Damages discovery in patent cases is usually contentious, expensive, and non-uniform in application by the courts. The patent owner, on one hand, wants to discover all possible revenue streams for settlement and resource allocation. The accused infringer, on the other hand, wants to minimize disclosure, because of the sensitivity of financial information and the belief that the suit is meritless. And the courts are caught in the middle. Compounding these issues, fulsome damages contentions typically are not defined until expert reports are presented, meaning the parties (and the court through a Daubert motion) will not know whether there is sufficient basis for the damages sought until late in a case.
The Northern District of California’s recently revised local patent rules reduce much of this uncertainty by requiring damages disclosures early and often. You can also see the redlined rules where the changes made are more readily apparent.
Initial Case Management Conference.
At an early stage of the litigation (Rule 26), the parties are to submit a “non-binding, good-faith estimate of the damages range.” Patent L.R. 2-1 (b)(5). If a party cannot provide an estimate, it “shall explain why it cannot and what specific information is needed before it can do so.” This rule will likely engender motion practice over whether an accused infringer’s damages of zero (meritless case) is a “good-faith estimate.” Parties may also litigate whether this “good-faith” requirement is violated (and the appropriate remedy for such a violation) if the damages disclosed early in the case differ significantly from the range provided later in the damages contentions.
The patentee in its infringement contentions must now identify the time period of damages and will likely be held to this period unless an amendment is permitted. Patent L.R. 3-1(h); Patent L.R. 3-7. This is an important disclosure because that period could meaningfully affect the total damages. The new rule does not specifically require the patentee to identify the event that starts the damages period. But an accused infringer will likely request such information (e.g., filing of complaint, marking, notice letter) to properly scrutinize the period.
Automatic Document Production.
Both the patentee and accused infringer have document production obligations relating to damages when providing infringement and invalidity contentions, respectively. Generally, they are to produce agreements (licenses, agreements transferring an interest in the patent), patented product financials if claiming lost profits (sales, revenues, and profits), and accused infringer’s financials (“[d]ocuments sufficient to show the sales, revenue, cost, and profits for accused instrumentalities . . . for any period of alleged infringement”). Patent L.R. 3-2 (f)-(j); Patent L.R. 3-4 (c)-(e). This rule provides both parties with relevant damages documents, allowing the accused infringer to challenge patent owner’s standing early in the litigation. Disputes will likely persist over whether the production is “sufficient to show” and whether the accused infringer should have produced all license agreements – not just the ones it contends are comparable (if any).

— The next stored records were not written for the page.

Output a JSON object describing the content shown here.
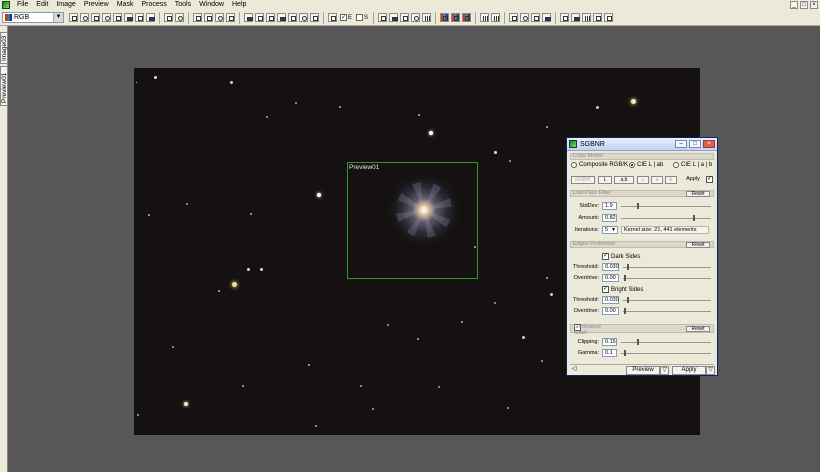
{
  "menubar": {
    "items": [
      "File",
      "Edit",
      "Image",
      "Preview",
      "Mask",
      "Process",
      "Tools",
      "Window",
      "Help"
    ],
    "window_controls": [
      "_",
      "□",
      "×"
    ]
  },
  "toolbar": {
    "color_space": "RGB",
    "check_e_label": "E",
    "check_s_label": "S"
  },
  "side_tabs": {
    "image_tab": "Image03",
    "preview_tab": "Preview01"
  },
  "image": {
    "preview_label": "Preview01"
  },
  "dialog": {
    "title": "SGBNR",
    "title_buttons": [
      "–",
      "□",
      "×"
    ],
    "color_model": {
      "header": "Color Model",
      "options": [
        "Composite RGB/K",
        "CIE L | ab",
        "CIE L | a | b"
      ],
      "selected": "CIE L | ab",
      "apply_label": "Apply",
      "apply_checked": "✓",
      "channels": [
        "RGB/K",
        "L",
        "a,b",
        "L",
        "a",
        "b"
      ]
    },
    "low_pass": {
      "header": "Low-Pass Filter",
      "reset": "Reset",
      "stddev_label": "StdDev:",
      "stddev": "1.9",
      "amount_label": "Amount:",
      "amount": "0.82",
      "iterations_label": "Iterations:",
      "iterations": "5",
      "kernel_text": "Kernel size: 21, 441 elements"
    },
    "edges": {
      "header": "Edges Protection",
      "reset": "Reset",
      "dark_label": "Dark Sides",
      "dark_checked": "✓",
      "threshold_label": "Threshold:",
      "dark_threshold": "0.030",
      "overdrive_label": "Overdrive:",
      "dark_overdrive": "0.00",
      "bright_label": "Bright Sides",
      "bright_checked": "✓",
      "bright_threshold": "0.030",
      "bright_overdrive": "0.00"
    },
    "luminance": {
      "label": "Luminance Mask",
      "checked": "✓",
      "reset": "Reset",
      "clipping_label": "Clipping:",
      "clipping": "0.15",
      "gamma_label": "Gamma:",
      "gamma": "0.1"
    },
    "bottom": {
      "preview_label": "Preview",
      "apply_label": "Apply"
    }
  }
}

Damages Contentions (and Responses Thereto).
Most importantly, a patentee is to provide damages contentions 50 days after invalidity contentions (that is, the patentee must provide a fairly definite position on damages early in the case). Patent L.R. 3-8. This includes its damages theories (such as reasonable royalty, lost profits, or otherwise) and “factual support” for each theory. Patent L.R. 3-8(a). But the patentee can state that “a fulsome response” cannot be provided until the accused infringer (or third party) provides certain information. Patent L.R. 3-8(b). Thirty days later, the accused infringer is to provide a response (“affirmative position”) on the damages contentions or state what specific information is necessary for “a fulsome response.” Patent L.R. 3-9(a)-(b). This rule is silent on whether the parties will be pinned to the contentions and responses (much like with infringement and invalidity contentions) and whether these can be amended. As written, the rule for amending contentions (Patent L.R. 3-6) was not revised to reference damages contentions. Also, it is likely both patentee and accused infringer will attempt to reserve all rights by providing a long list of the documents, deposition testimony, and third-party discovery each requires before “a fulsome response” can be provided – but whether such a tactic will be permitted by the courts is another story.
The new damages rules will change how parties litigate patent cases in the NDCA, including the following:
- Bring uniformity, especially once NDCA courts interpret the rules, in damages disclosures.
- Require a patentee to prepare its damages case well before filing, and if the case is transferred to the NDCA, the patentee will have to devote significant resources early to developing and disclosing a fulsome damages case.
- Force a patentee to disclose a realistic damages amount early (see “good-faith”) rather than an exorbitant number, thereby promoting early settlement.
- Decrease the ability to bifurcate liability and damages discovery.
- Create Daubert-type motion scenarios, i.e., motion to strike damages contentions as insufficient.
- Suggest that a party should consider filing an expert declaration with its contentions (and responses) to preserve all rights for a future expert report.
- Provide another ground for parties to strike an expert, i.e., the report is outside of the damages contentions disclosed.
- Increase early fees and costs for the parties by requiring work that otherwise might have been spread across a longer period of time, or might not have been required at all.
The NDCA continues to be a leader in developing procedures for patent litigation by adopting new local patent rules that move damages to the beginning of the case. Time will tell whether other patent-centric jurisdictions adopt similar damages-related provisions.